[Assignment] Print the entries verbatim, leaving out the images they contain.
Start of Listed records
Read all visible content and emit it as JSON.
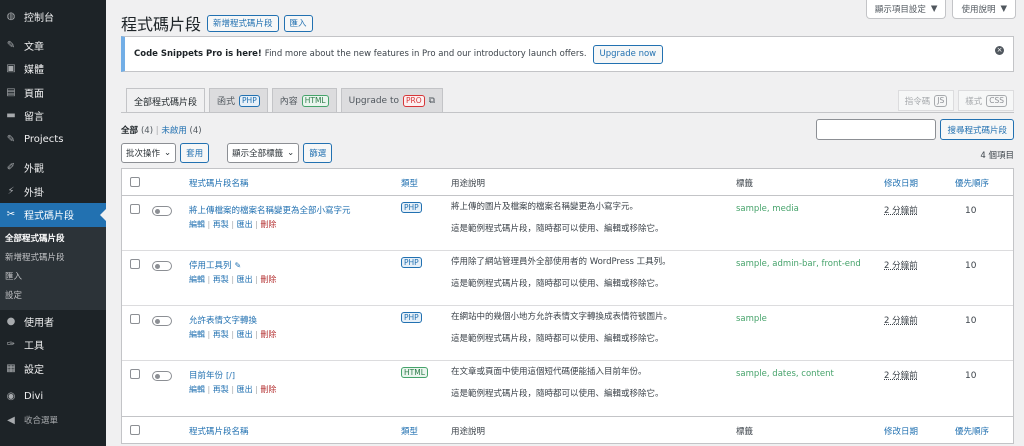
{
  "sidebar": {
    "items": [
      {
        "icon": "dashboard-icon",
        "glyph": "◍",
        "label": "控制台"
      },
      {
        "icon": "pin-icon",
        "glyph": "✎",
        "label": "文章"
      },
      {
        "icon": "media-icon",
        "glyph": "▣",
        "label": "媒體"
      },
      {
        "icon": "page-icon",
        "glyph": "▤",
        "label": "頁面"
      },
      {
        "icon": "comment-icon",
        "glyph": "▬",
        "label": "留言"
      },
      {
        "icon": "projects-icon",
        "glyph": "✎",
        "label": "Projects"
      },
      {
        "icon": "appearance-icon",
        "glyph": "✐",
        "label": "外觀"
      },
      {
        "icon": "plugin-icon",
        "glyph": "⚡",
        "label": "外掛"
      },
      {
        "icon": "scissors-icon",
        "glyph": "✂",
        "label": "程式碼片段"
      }
    ],
    "submenu": [
      "全部程式碼片段",
      "新增程式碼片段",
      "匯入",
      "設定"
    ],
    "items_after": [
      {
        "icon": "users-icon",
        "glyph": "●",
        "label": "使用者"
      },
      {
        "icon": "tools-icon",
        "glyph": "✑",
        "label": "工具"
      },
      {
        "icon": "settings-icon",
        "glyph": "▦",
        "label": "設定"
      },
      {
        "icon": "divi-icon",
        "glyph": "◉",
        "label": "Divi"
      },
      {
        "icon": "collapse-icon",
        "glyph": "◀",
        "label": "收合選單"
      }
    ]
  },
  "header": {
    "screen_options": "顯示項目設定",
    "help": "使用說明",
    "title": "程式碼片段",
    "add_new": "新增程式碼片段",
    "import": "匯入"
  },
  "notice": {
    "bold": "Code Snippets Pro is here!",
    "text": "Find more about the new features in Pro and our introductory launch offers.",
    "button": "Upgrade now"
  },
  "tabs": [
    {
      "label": "全部程式碼片段",
      "badge": ""
    },
    {
      "label": "函式",
      "badge": "PHP"
    },
    {
      "label": "內容",
      "badge": "HTML"
    },
    {
      "label": "Upgrade to",
      "badge": "PRO"
    }
  ],
  "right_tabs": [
    {
      "label": "指令碼",
      "badge": "JS"
    },
    {
      "label": "樣式",
      "badge": "CSS"
    }
  ],
  "filters": {
    "all": "全部",
    "all_count": "(4)",
    "divider": "|",
    "inactive": "未啟用",
    "inactive_count": "(4)"
  },
  "search": {
    "value": "",
    "button": "搜尋程式碼片段"
  },
  "tablenav": {
    "bulk": "批次操作",
    "apply": "套用",
    "tag_filter": "顯示全部標籤",
    "filter": "篩選",
    "count": "4 個項目"
  },
  "columns": {
    "name": "程式碼片段名稱",
    "type": "類型",
    "desc": "用途說明",
    "tags": "標籤",
    "modified": "修改日期",
    "priority": "優先順序"
  },
  "row_actions": {
    "edit": "編輯",
    "clone": "再製",
    "export": "匯出",
    "delete": "刪除",
    "sep": "|"
  },
  "snippets": [
    {
      "name": "將上傳檔案的檔案名稱變更為全部小寫字元",
      "extra": "",
      "type": "PHP",
      "desc1": "將上傳的圖片及檔案的檔案名稱變更為小寫字元。",
      "desc2": "這是範例程式碼片段，隨時都可以使用、編輯或移除它。",
      "tags": "sample, media",
      "modified": "2 分鐘前",
      "priority": "10"
    },
    {
      "name": "停用工具列",
      "extra": "✎",
      "type": "PHP",
      "desc1": "停用除了網站管理員外全部使用者的 WordPress 工具列。",
      "desc2": "這是範例程式碼片段，隨時都可以使用、編輯或移除它。",
      "tags": "sample, admin-bar, front-end",
      "modified": "2 分鐘前",
      "priority": "10"
    },
    {
      "name": "允許表情文字轉換",
      "extra": "",
      "type": "PHP",
      "desc1": "在網站中的幾個小地方允許表情文字轉換成表情符號圖片。",
      "desc2": "這是範例程式碼片段，隨時都可以使用、編輯或移除它。",
      "tags": "sample",
      "modified": "2 分鐘前",
      "priority": "10"
    },
    {
      "name": "目前年份",
      "extra": "[/]",
      "type": "HTML",
      "desc1": "在文章或頁面中使用這個短代碼便能插入目前年份。",
      "desc2": "這是範例程式碼片段，隨時都可以使用、編輯或移除它。",
      "tags": "sample, dates, content",
      "modified": "2 分鐘前",
      "priority": "10"
    }
  ]
}
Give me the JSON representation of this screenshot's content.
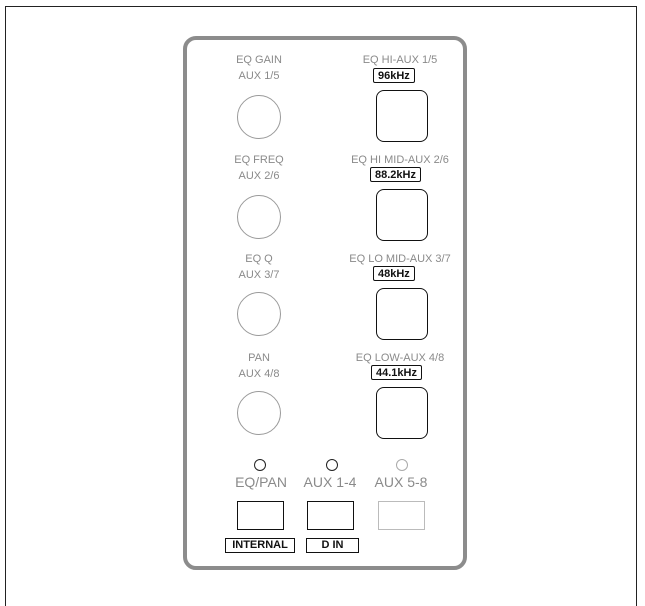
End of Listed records
[Solution below]
Read all visible content and emit it as JSON.
{
  "sidebar": {
    "items": [
      {
        "icon": "dashboard-icon",
        "glyph": "◍",
        "label": "控制台"
      },
      {
        "icon": "pin-icon",
        "glyph": "✎",
        "label": "文章"
      },
      {
        "icon": "media-icon",
        "glyph": "▣",
        "label": "媒體"
      },
      {
        "icon": "page-icon",
        "glyph": "▤",
        "label": "頁面"
      },
      {
        "icon": "comment-icon",
        "glyph": "▬",
        "label": "留言"
      },
      {
        "icon": "projects-icon",
        "glyph": "✎",
        "label": "Projects"
      },
      {
        "icon": "appearance-icon",
        "glyph": "✐",
        "label": "外觀"
      },
      {
        "icon": "plugin-icon",
        "glyph": "⚡",
        "label": "外掛"
      },
      {
        "icon": "scissors-icon",
        "glyph": "✂",
        "label": "程式碼片段"
      }
    ],
    "submenu": [
      "全部程式碼片段",
      "新增程式碼片段",
      "匯入",
      "設定"
    ],
    "items_after": [
      {
        "icon": "users-icon",
        "glyph": "●",
        "label": "使用者"
      },
      {
        "icon": "tools-icon",
        "glyph": "✑",
        "label": "工具"
      },
      {
        "icon": "settings-icon",
        "glyph": "▦",
        "label": "設定"
      },
      {
        "icon": "divi-icon",
        "glyph": "◉",
        "label": "Divi"
      },
      {
        "icon": "collapse-icon",
        "glyph": "◀",
        "label": "收合選單"
      }
    ]
  },
  "header": {
    "screen_options": "顯示項目設定",
    "help": "使用說明",
    "title": "程式碼片段",
    "add_new": "新增程式碼片段",
    "import": "匯入"
  },
  "notice": {
    "bold": "Code Snippets Pro is here!",
    "text": "Find more about the new features in Pro and our introductory launch offers.",
    "button": "Upgrade now"
  },
  "tabs": [
    {
      "label": "全部程式碼片段",
      "badge": ""
    },
    {
      "label": "函式",
      "badge": "PHP"
    },
    {
      "label": "內容",
      "badge": "HTML"
    },
    {
      "label": "Upgrade to",
      "badge": "PRO"
    }
  ],
  "right_tabs": [
    {
      "label": "指令碼",
      "badge": "JS"
    },
    {
      "label": "樣式",
      "badge": "CSS"
    }
  ],
  "filters": {
    "all": "全部",
    "all_count": "(4)",
    "divider": "|",
    "inactive": "未啟用",
    "inactive_count": "(4)"
  },
  "search": {
    "value": "",
    "button": "搜尋程式碼片段"
  },
  "tablenav": {
    "bulk": "批次操作",
    "apply": "套用",
    "tag_filter": "顯示全部標籤",
    "filter": "篩選",
    "count": "4 個項目"
  },
  "columns": {
    "name": "程式碼片段名稱",
    "type": "類型",
    "desc": "用途說明",
    "tags": "標籤",
    "modified": "修改日期",
    "priority": "優先順序"
  },
  "row_actions": {
    "edit": "編輯",
    "clone": "再製",
    "export": "匯出",
    "delete": "刪除",
    "sep": "|"
  },
  "snippets": [
    {
      "name": "將上傳檔案的檔案名稱變更為全部小寫字元",
      "extra": "",
      "type": "PHP",
      "desc1": "將上傳的圖片及檔案的檔案名稱變更為小寫字元。",
      "desc2": "這是範例程式碼片段，隨時都可以使用、編輯或移除它。",
      "tags": "sample, media",
      "modified": "2 分鐘前",
      "priority": "10"
    },
    {
      "name": "停用工具列",
      "extra": "✎",
      "type": "PHP",
      "desc1": "停用除了網站管理員外全部使用者的 WordPress 工具列。",
      "desc2": "這是範例程式碼片段，隨時都可以使用、編輯或移除它。",
      "tags": "sample, admin-bar, front-end",
      "modified": "2 分鐘前",
      "priority": "10"
    },
    {
      "name": "允許表情文字轉換",
      "extra": "",
      "type": "PHP",
      "desc1": "在網站中的幾個小地方允許表情文字轉換成表情符號圖片。",
      "desc2": "這是範例程式碼片段，隨時都可以使用、編輯或移除它。",
      "tags": "sample",
      "modified": "2 分鐘前",
      "priority": "10"
    },
    {
      "name": "目前年份",
      "extra": "[/]",
      "type": "HTML",
      "desc1": "在文章或頁面中使用這個短代碼便能插入目前年份。",
      "desc2": "這是範例程式碼片段，隨時都可以使用、編輯或移除它。",
      "tags": "sample, dates, content",
      "modified": "2 分鐘前",
      "priority": "10"
    }
  ]
}
Give me the JSON representation of this screenshot's content.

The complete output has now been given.